To do.
Listed below are entries; give the number of lines among them that include "WASHER", and only that number.

Provided data.
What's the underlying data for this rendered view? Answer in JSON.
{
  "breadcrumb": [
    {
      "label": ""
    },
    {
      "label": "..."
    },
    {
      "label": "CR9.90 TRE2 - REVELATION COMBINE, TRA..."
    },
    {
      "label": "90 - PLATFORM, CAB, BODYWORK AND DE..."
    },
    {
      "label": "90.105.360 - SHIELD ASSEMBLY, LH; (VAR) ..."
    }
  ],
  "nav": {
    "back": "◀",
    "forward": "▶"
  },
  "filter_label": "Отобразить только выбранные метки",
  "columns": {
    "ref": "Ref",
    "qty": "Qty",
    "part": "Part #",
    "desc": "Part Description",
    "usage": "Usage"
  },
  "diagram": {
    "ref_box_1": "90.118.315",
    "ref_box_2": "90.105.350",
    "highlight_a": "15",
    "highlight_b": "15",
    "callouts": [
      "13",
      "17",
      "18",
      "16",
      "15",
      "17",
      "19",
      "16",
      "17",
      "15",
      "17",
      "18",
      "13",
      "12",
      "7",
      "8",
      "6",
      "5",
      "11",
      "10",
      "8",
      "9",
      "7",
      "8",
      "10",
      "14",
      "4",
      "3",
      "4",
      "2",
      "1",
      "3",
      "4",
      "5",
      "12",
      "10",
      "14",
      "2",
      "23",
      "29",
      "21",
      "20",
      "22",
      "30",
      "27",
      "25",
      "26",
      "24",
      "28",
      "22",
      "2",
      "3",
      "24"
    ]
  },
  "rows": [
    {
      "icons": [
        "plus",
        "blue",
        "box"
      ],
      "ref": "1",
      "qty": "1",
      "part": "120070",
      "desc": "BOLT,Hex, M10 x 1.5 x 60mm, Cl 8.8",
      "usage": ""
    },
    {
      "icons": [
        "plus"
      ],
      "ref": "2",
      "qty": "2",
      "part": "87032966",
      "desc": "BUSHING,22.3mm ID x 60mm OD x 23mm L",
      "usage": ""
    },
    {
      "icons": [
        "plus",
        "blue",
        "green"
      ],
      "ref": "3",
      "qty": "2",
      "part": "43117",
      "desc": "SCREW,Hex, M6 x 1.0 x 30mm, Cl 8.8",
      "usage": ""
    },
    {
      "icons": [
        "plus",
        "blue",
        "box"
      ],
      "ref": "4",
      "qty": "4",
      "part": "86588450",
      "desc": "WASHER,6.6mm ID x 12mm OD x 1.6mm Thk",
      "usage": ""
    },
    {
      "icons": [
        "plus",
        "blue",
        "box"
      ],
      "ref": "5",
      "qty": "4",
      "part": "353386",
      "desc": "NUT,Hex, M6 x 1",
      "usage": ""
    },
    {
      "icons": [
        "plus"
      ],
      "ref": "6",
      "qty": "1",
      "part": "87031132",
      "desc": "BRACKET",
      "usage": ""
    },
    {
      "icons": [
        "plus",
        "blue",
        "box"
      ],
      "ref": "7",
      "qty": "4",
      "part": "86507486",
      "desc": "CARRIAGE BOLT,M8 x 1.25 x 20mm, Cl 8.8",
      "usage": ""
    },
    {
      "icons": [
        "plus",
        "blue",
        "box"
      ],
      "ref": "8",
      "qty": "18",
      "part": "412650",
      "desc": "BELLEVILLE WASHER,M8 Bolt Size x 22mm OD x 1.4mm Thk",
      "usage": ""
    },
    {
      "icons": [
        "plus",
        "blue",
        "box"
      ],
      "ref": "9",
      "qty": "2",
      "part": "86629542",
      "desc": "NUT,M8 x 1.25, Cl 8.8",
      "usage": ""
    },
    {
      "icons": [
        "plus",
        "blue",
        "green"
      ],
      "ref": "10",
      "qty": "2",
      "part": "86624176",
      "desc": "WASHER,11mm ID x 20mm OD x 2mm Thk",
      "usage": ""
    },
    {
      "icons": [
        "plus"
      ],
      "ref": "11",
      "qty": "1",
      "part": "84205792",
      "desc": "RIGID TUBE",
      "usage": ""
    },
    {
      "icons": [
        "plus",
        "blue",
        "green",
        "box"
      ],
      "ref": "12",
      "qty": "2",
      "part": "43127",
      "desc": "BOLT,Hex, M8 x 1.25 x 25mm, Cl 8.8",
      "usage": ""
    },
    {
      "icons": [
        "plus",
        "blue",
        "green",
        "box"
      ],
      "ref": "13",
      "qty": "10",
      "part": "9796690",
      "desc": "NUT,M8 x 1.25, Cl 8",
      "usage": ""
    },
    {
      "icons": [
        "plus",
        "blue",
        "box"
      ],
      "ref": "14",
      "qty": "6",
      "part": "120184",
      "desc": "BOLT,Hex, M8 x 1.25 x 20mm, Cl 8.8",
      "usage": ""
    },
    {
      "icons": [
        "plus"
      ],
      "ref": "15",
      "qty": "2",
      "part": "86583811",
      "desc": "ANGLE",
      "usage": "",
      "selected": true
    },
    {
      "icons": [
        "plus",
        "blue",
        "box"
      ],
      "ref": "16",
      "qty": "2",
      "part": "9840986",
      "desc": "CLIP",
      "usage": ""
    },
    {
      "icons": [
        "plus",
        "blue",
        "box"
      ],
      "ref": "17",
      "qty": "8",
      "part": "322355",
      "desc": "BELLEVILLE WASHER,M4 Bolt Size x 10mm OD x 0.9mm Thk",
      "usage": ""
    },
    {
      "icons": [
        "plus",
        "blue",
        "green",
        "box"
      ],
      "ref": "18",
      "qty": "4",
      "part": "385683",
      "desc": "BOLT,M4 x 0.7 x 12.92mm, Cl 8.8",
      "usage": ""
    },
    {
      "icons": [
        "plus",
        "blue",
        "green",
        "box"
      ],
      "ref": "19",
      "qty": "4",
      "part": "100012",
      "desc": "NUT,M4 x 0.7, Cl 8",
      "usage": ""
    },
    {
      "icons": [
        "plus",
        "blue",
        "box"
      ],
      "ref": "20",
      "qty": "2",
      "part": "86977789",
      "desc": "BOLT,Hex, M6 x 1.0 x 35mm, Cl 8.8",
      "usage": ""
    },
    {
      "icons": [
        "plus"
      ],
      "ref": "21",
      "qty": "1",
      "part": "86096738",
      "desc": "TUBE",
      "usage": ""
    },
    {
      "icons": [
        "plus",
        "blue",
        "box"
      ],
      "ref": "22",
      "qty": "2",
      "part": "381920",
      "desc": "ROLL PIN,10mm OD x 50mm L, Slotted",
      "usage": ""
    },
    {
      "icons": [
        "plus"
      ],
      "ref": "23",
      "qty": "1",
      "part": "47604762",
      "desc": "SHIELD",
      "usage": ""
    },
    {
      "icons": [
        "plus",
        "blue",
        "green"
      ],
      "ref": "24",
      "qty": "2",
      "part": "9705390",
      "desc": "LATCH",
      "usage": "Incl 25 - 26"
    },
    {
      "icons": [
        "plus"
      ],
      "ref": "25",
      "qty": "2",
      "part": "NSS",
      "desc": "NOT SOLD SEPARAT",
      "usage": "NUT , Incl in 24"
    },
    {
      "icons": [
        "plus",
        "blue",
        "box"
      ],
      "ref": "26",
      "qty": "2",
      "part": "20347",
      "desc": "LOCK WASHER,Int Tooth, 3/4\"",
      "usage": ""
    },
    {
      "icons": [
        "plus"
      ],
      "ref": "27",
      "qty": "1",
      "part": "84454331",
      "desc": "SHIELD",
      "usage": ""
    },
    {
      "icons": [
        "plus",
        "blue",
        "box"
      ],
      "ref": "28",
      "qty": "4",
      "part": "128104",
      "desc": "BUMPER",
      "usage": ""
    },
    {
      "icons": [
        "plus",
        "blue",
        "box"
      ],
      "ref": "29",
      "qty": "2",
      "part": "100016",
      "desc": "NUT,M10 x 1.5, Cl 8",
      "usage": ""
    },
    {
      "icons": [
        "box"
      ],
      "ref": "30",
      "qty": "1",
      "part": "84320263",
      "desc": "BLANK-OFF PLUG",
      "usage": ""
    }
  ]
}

Response for this exercise.
5